::: THE DATA :::

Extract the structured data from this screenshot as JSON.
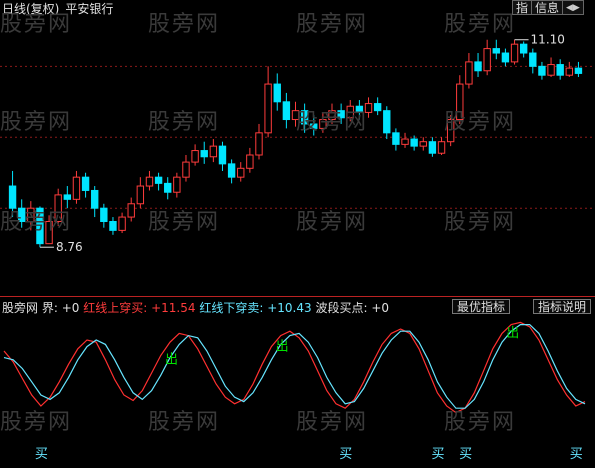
{
  "header": {
    "period_label": "日线(复权)",
    "stock_name": "平安银行",
    "btn_index": "指",
    "btn_info": "信息",
    "btn_arrows": "◀▶"
  },
  "watermark": "股旁网",
  "colors": {
    "up": "#ff3c3c",
    "down": "#00e5ff",
    "grid": "#8b1a1a",
    "yellow": "#e8e800",
    "white": "#e0e0e0",
    "green": "#00e000"
  },
  "indicator_bar": {
    "name": "股旁网",
    "jie": "界: +0",
    "red_up_label": "红线上穿买:",
    "red_up_value": "+11.54",
    "red_down_label": "红线下穿卖:",
    "red_down_value": "+10.43",
    "wave_label": "波段买点:",
    "wave_value": "+0",
    "btn_best": "最优指标",
    "btn_explain": "指标说明"
  },
  "markers": {
    "buy": "买",
    "sell": "出"
  },
  "chart_data": [
    {
      "type": "candlestick",
      "title": "平安银行 日线(复权)",
      "annotations": [
        {
          "label": "11.10",
          "kind": "max",
          "index": 55
        },
        {
          "label": "8.76",
          "kind": "min",
          "index": 3
        }
      ],
      "ylim": [
        8.3,
        11.3
      ],
      "grid": true,
      "candles": [
        [
          9.45,
          9.2,
          9.62,
          9.1
        ],
        [
          9.2,
          9.05,
          9.3,
          8.98
        ],
        [
          9.05,
          9.2,
          9.28,
          8.95
        ],
        [
          9.2,
          8.8,
          9.22,
          8.76
        ],
        [
          8.8,
          9.05,
          9.12,
          8.8
        ],
        [
          9.05,
          9.35,
          9.42,
          9.0
        ],
        [
          9.35,
          9.3,
          9.45,
          9.2
        ],
        [
          9.3,
          9.55,
          9.62,
          9.25
        ],
        [
          9.55,
          9.4,
          9.6,
          9.32
        ],
        [
          9.4,
          9.2,
          9.45,
          9.1
        ],
        [
          9.2,
          9.05,
          9.25,
          8.98
        ],
        [
          9.05,
          8.95,
          9.1,
          8.9
        ],
        [
          8.95,
          9.1,
          9.15,
          8.92
        ],
        [
          9.1,
          9.25,
          9.32,
          9.05
        ],
        [
          9.25,
          9.45,
          9.55,
          9.2
        ],
        [
          9.45,
          9.55,
          9.62,
          9.4
        ],
        [
          9.55,
          9.48,
          9.6,
          9.4
        ],
        [
          9.48,
          9.38,
          9.55,
          9.3
        ],
        [
          9.38,
          9.55,
          9.6,
          9.32
        ],
        [
          9.55,
          9.72,
          9.8,
          9.5
        ],
        [
          9.72,
          9.85,
          9.92,
          9.68
        ],
        [
          9.85,
          9.78,
          9.95,
          9.7
        ],
        [
          9.78,
          9.9,
          9.98,
          9.72
        ],
        [
          9.9,
          9.7,
          9.95,
          9.62
        ],
        [
          9.7,
          9.55,
          9.75,
          9.48
        ],
        [
          9.55,
          9.65,
          9.72,
          9.5
        ],
        [
          9.65,
          9.8,
          9.88,
          9.6
        ],
        [
          9.8,
          10.05,
          10.15,
          9.75
        ],
        [
          10.05,
          10.6,
          10.8,
          10.0
        ],
        [
          10.6,
          10.4,
          10.72,
          10.3
        ],
        [
          10.4,
          10.2,
          10.5,
          10.1
        ],
        [
          10.2,
          10.3,
          10.4,
          10.12
        ],
        [
          10.3,
          10.15,
          10.38,
          10.05
        ],
        [
          10.15,
          10.1,
          10.25,
          10.02
        ],
        [
          10.1,
          10.2,
          10.28,
          10.05
        ],
        [
          10.2,
          10.3,
          10.38,
          10.15
        ],
        [
          10.3,
          10.22,
          10.38,
          10.15
        ],
        [
          10.22,
          10.35,
          10.42,
          10.18
        ],
        [
          10.35,
          10.28,
          10.42,
          10.2
        ],
        [
          10.28,
          10.38,
          10.45,
          10.22
        ],
        [
          10.38,
          10.3,
          10.45,
          10.25
        ],
        [
          10.3,
          10.05,
          10.35,
          9.98
        ],
        [
          10.05,
          9.92,
          10.1,
          9.85
        ],
        [
          9.92,
          9.98,
          10.05,
          9.88
        ],
        [
          9.98,
          9.9,
          10.02,
          9.85
        ],
        [
          9.9,
          9.95,
          10.0,
          9.85
        ],
        [
          9.95,
          9.82,
          10.0,
          9.78
        ],
        [
          9.82,
          9.95,
          10.0,
          9.8
        ],
        [
          9.95,
          10.2,
          10.25,
          9.9
        ],
        [
          10.2,
          10.6,
          10.7,
          10.15
        ],
        [
          10.6,
          10.85,
          10.95,
          10.55
        ],
        [
          10.85,
          10.75,
          10.95,
          10.68
        ],
        [
          10.75,
          11.0,
          11.1,
          10.7
        ],
        [
          11.0,
          10.95,
          11.1,
          10.88
        ],
        [
          10.95,
          10.85,
          11.0,
          10.8
        ],
        [
          10.85,
          11.05,
          11.1,
          10.82
        ],
        [
          11.05,
          10.95,
          11.08,
          10.9
        ],
        [
          10.95,
          10.8,
          11.0,
          10.72
        ],
        [
          10.8,
          10.7,
          10.85,
          10.65
        ],
        [
          10.7,
          10.82,
          10.9,
          10.68
        ],
        [
          10.82,
          10.7,
          10.88,
          10.65
        ],
        [
          10.7,
          10.78,
          10.85,
          10.68
        ],
        [
          10.78,
          10.72,
          10.85,
          10.68
        ]
      ]
    },
    {
      "type": "line",
      "title": "",
      "series": [
        {
          "color": "#ff3030",
          "values": [
            70,
            60,
            45,
            30,
            20,
            28,
            42,
            58,
            72,
            80,
            78,
            62,
            44,
            30,
            25,
            34,
            50,
            66,
            78,
            86,
            84,
            72,
            56,
            40,
            28,
            22,
            26,
            40,
            58,
            74,
            84,
            88,
            82,
            70,
            52,
            34,
            22,
            18,
            26,
            42,
            60,
            76,
            86,
            90,
            86,
            72,
            52,
            32,
            20,
            14,
            18,
            32,
            52,
            72,
            86,
            94,
            96,
            92,
            80,
            62,
            44,
            30,
            20,
            24
          ]
        },
        {
          "color": "#66e5ff",
          "values": [
            64,
            62,
            54,
            42,
            30,
            26,
            32,
            46,
            62,
            74,
            80,
            76,
            62,
            46,
            32,
            26,
            34,
            48,
            64,
            76,
            84,
            82,
            70,
            54,
            38,
            28,
            24,
            32,
            46,
            62,
            76,
            84,
            86,
            78,
            64,
            46,
            32,
            22,
            24,
            36,
            52,
            68,
            80,
            88,
            88,
            78,
            62,
            42,
            28,
            18,
            18,
            26,
            42,
            62,
            78,
            88,
            94,
            94,
            86,
            70,
            52,
            36,
            26,
            22
          ]
        }
      ]
    }
  ]
}
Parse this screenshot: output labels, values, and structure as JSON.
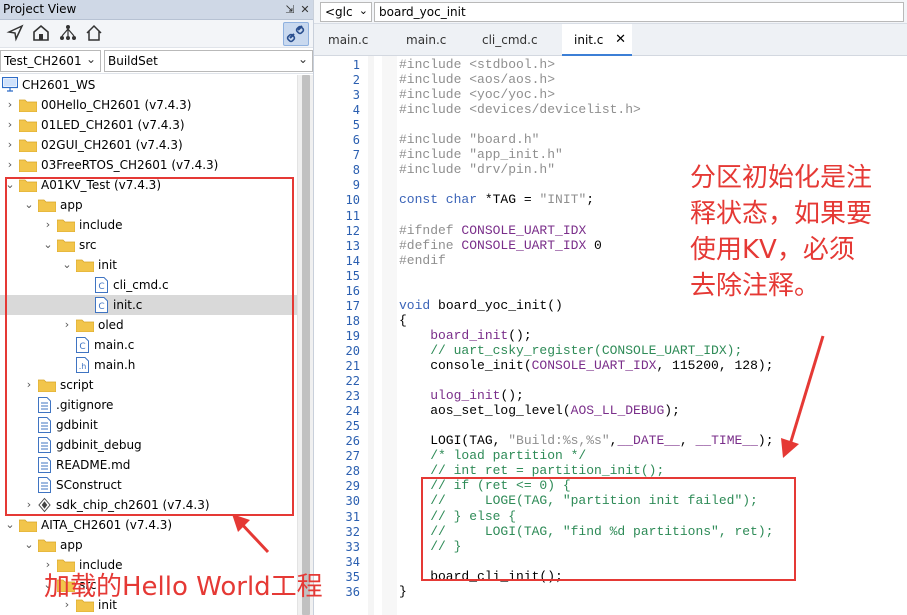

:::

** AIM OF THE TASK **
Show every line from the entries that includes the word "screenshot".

** OUTPUT OF THE TASK **
Extract the structured data from this screenshot as JSON.
Parse this screenshot: output labels, values, and structure as JSON.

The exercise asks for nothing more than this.